Data supplied Start Marker

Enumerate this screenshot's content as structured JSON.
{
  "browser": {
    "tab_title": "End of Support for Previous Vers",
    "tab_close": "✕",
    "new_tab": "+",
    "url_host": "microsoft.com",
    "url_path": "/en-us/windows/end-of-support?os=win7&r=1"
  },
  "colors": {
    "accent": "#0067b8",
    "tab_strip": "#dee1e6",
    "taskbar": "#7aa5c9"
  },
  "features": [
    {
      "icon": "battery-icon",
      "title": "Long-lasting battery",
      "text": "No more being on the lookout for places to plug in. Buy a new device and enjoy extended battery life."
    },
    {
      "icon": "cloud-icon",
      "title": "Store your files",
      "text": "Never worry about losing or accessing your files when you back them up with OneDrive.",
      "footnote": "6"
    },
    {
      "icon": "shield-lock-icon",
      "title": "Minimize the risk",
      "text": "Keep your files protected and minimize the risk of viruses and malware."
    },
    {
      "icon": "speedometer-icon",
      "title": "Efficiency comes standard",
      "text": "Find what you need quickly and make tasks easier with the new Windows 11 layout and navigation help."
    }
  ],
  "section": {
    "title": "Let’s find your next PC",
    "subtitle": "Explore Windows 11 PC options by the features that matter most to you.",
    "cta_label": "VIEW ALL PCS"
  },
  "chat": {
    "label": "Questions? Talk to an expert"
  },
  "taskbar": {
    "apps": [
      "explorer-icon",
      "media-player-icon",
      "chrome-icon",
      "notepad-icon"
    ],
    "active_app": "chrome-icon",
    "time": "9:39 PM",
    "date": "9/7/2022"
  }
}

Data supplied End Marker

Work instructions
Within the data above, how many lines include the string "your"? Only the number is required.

Solution to this task
4